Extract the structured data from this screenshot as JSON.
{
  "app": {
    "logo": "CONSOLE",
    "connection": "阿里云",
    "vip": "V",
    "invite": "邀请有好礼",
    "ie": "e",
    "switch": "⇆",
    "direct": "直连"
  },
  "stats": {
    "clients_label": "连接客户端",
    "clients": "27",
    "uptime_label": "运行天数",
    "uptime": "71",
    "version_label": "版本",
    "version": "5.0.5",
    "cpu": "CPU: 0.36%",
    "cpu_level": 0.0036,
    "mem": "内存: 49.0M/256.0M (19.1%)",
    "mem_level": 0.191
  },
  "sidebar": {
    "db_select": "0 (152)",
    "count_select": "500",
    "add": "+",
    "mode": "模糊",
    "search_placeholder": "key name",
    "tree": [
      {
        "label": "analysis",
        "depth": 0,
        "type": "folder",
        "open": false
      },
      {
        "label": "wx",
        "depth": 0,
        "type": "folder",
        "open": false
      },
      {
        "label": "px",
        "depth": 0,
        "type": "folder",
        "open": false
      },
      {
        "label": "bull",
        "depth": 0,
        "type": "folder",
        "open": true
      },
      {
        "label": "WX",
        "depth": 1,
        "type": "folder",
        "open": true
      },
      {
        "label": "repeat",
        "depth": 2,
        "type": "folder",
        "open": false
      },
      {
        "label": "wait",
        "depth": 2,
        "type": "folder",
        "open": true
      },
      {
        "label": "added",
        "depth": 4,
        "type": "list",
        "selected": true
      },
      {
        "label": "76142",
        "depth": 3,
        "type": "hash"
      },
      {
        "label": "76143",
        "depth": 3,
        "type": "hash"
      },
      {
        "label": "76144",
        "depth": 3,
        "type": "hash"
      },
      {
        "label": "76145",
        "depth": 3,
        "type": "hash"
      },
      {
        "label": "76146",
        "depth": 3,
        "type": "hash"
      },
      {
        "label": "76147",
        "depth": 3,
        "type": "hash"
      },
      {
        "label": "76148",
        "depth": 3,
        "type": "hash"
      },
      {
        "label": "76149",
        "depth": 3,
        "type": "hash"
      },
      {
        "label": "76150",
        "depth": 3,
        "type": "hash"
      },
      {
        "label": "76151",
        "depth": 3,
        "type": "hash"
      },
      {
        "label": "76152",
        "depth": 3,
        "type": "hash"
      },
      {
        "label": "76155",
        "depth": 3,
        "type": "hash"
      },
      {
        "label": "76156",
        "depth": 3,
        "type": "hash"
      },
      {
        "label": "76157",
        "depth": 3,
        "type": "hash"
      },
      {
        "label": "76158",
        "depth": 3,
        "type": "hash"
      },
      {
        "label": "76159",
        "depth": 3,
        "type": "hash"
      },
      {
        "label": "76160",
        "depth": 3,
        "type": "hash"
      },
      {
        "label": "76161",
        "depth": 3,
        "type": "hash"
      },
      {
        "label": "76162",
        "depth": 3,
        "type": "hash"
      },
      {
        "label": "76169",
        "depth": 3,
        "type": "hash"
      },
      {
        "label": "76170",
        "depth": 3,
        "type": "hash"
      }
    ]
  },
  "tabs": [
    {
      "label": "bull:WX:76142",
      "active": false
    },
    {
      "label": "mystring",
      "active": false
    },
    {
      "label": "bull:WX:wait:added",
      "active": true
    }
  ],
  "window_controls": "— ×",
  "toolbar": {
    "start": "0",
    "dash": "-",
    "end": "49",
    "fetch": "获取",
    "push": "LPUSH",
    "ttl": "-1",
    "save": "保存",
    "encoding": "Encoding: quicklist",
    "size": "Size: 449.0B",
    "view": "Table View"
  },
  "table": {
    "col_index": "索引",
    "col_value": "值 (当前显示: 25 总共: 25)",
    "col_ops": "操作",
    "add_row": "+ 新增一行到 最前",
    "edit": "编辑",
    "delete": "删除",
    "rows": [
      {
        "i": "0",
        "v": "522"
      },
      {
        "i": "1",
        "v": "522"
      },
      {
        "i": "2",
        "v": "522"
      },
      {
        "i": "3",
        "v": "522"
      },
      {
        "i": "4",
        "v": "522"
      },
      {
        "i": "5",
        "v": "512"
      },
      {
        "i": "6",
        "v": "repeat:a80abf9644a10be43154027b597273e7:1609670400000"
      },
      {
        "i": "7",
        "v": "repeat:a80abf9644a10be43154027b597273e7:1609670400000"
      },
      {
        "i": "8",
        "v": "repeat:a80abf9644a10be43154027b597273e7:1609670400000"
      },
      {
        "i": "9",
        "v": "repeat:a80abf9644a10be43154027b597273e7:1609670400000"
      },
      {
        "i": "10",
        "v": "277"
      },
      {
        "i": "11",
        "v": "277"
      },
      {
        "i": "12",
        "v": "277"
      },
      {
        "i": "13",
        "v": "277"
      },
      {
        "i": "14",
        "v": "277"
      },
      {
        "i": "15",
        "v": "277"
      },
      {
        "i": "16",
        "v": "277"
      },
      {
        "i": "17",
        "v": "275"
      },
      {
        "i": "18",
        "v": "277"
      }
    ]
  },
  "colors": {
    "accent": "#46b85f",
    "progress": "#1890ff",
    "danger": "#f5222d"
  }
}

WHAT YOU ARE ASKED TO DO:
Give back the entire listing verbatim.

EXERCISE OUTPUT:
Extract the structured data from this screenshot as JSON.
{
  "app": {
    "logo": "CONSOLE",
    "connection": "阿里云",
    "vip": "V",
    "invite": "邀请有好礼",
    "ie": "e",
    "switch": "⇆",
    "direct": "直连"
  },
  "stats": {
    "clients_label": "连接客户端",
    "clients": "27",
    "uptime_label": "运行天数",
    "uptime": "71",
    "version_label": "版本",
    "version": "5.0.5",
    "cpu": "CPU: 0.36%",
    "cpu_level": 0.0036,
    "mem": "内存: 49.0M/256.0M (19.1%)",
    "mem_level": 0.191
  },
  "sidebar": {
    "db_select": "0 (152)",
    "count_select": "500",
    "add": "+",
    "mode": "模糊",
    "search_placeholder": "key name",
    "tree": [
      {
        "label": "analysis",
        "depth": 0,
        "type": "folder",
        "open": false
      },
      {
        "label": "wx",
        "depth": 0,
        "type": "folder",
        "open": false
      },
      {
        "label": "px",
        "depth": 0,
        "type": "folder",
        "open": false
      },
      {
        "label": "bull",
        "depth": 0,
        "type": "folder",
        "open": true
      },
      {
        "label": "WX",
        "depth": 1,
        "type": "folder",
        "open": true
      },
      {
        "label": "repeat",
        "depth": 2,
        "type": "folder",
        "open": false
      },
      {
        "label": "wait",
        "depth": 2,
        "type": "folder",
        "open": true
      },
      {
        "label": "added",
        "depth": 4,
        "type": "list",
        "selected": true
      },
      {
        "label": "76142",
        "depth": 3,
        "type": "hash"
      },
      {
        "label": "76143",
        "depth": 3,
        "type": "hash"
      },
      {
        "label": "76144",
        "depth": 3,
        "type": "hash"
      },
      {
        "label": "76145",
        "depth": 3,
        "type": "hash"
      },
      {
        "label": "76146",
        "depth": 3,
        "type": "hash"
      },
      {
        "label": "76147",
        "depth": 3,
        "type": "hash"
      },
      {
        "label": "76148",
        "depth": 3,
        "type": "hash"
      },
      {
        "label": "76149",
        "depth": 3,
        "type": "hash"
      },
      {
        "label": "76150",
        "depth": 3,
        "type": "hash"
      },
      {
        "label": "76151",
        "depth": 3,
        "type": "hash"
      },
      {
        "label": "76152",
        "depth": 3,
        "type": "hash"
      },
      {
        "label": "76155",
        "depth": 3,
        "type": "hash"
      },
      {
        "label": "76156",
        "depth": 3,
        "type": "hash"
      },
      {
        "label": "76157",
        "depth": 3,
        "type": "hash"
      },
      {
        "label": "76158",
        "depth": 3,
        "type": "hash"
      },
      {
        "label": "76159",
        "depth": 3,
        "type": "hash"
      },
      {
        "label": "76160",
        "depth": 3,
        "type": "hash"
      },
      {
        "label": "76161",
        "depth": 3,
        "type": "hash"
      },
      {
        "label": "76162",
        "depth": 3,
        "type": "hash"
      },
      {
        "label": "76169",
        "depth": 3,
        "type": "hash"
      },
      {
        "label": "76170",
        "depth": 3,
        "type": "hash"
      }
    ]
  },
  "tabs": [
    {
      "label": "bull:WX:76142",
      "active": false
    },
    {
      "label": "mystring",
      "active": false
    },
    {
      "label": "bull:WX:wait:added",
      "active": true
    }
  ],
  "window_controls": "— ×",
  "toolbar": {
    "start": "0",
    "dash": "-",
    "end": "49",
    "fetch": "获取",
    "push": "LPUSH",
    "ttl": "-1",
    "save": "保存",
    "encoding": "Encoding: quicklist",
    "size": "Size: 449.0B",
    "view": "Table View"
  },
  "table": {
    "col_index": "索引",
    "col_value": "值 (当前显示: 25 总共: 25)",
    "col_ops": "操作",
    "add_row": "+ 新增一行到 最前",
    "edit": "编辑",
    "delete": "删除",
    "rows": [
      {
        "i": "0",
        "v": "522"
      },
      {
        "i": "1",
        "v": "522"
      },
      {
        "i": "2",
        "v": "522"
      },
      {
        "i": "3",
        "v": "522"
      },
      {
        "i": "4",
        "v": "522"
      },
      {
        "i": "5",
        "v": "512"
      },
      {
        "i": "6",
        "v": "repeat:a80abf9644a10be43154027b597273e7:1609670400000"
      },
      {
        "i": "7",
        "v": "repeat:a80abf9644a10be43154027b597273e7:1609670400000"
      },
      {
        "i": "8",
        "v": "repeat:a80abf9644a10be43154027b597273e7:1609670400000"
      },
      {
        "i": "9",
        "v": "repeat:a80abf9644a10be43154027b597273e7:1609670400000"
      },
      {
        "i": "10",
        "v": "277"
      },
      {
        "i": "11",
        "v": "277"
      },
      {
        "i": "12",
        "v": "277"
      },
      {
        "i": "13",
        "v": "277"
      },
      {
        "i": "14",
        "v": "277"
      },
      {
        "i": "15",
        "v": "277"
      },
      {
        "i": "16",
        "v": "277"
      },
      {
        "i": "17",
        "v": "275"
      },
      {
        "i": "18",
        "v": "277"
      }
    ]
  },
  "colors": {
    "accent": "#46b85f",
    "progress": "#1890ff",
    "danger": "#f5222d"
  }
}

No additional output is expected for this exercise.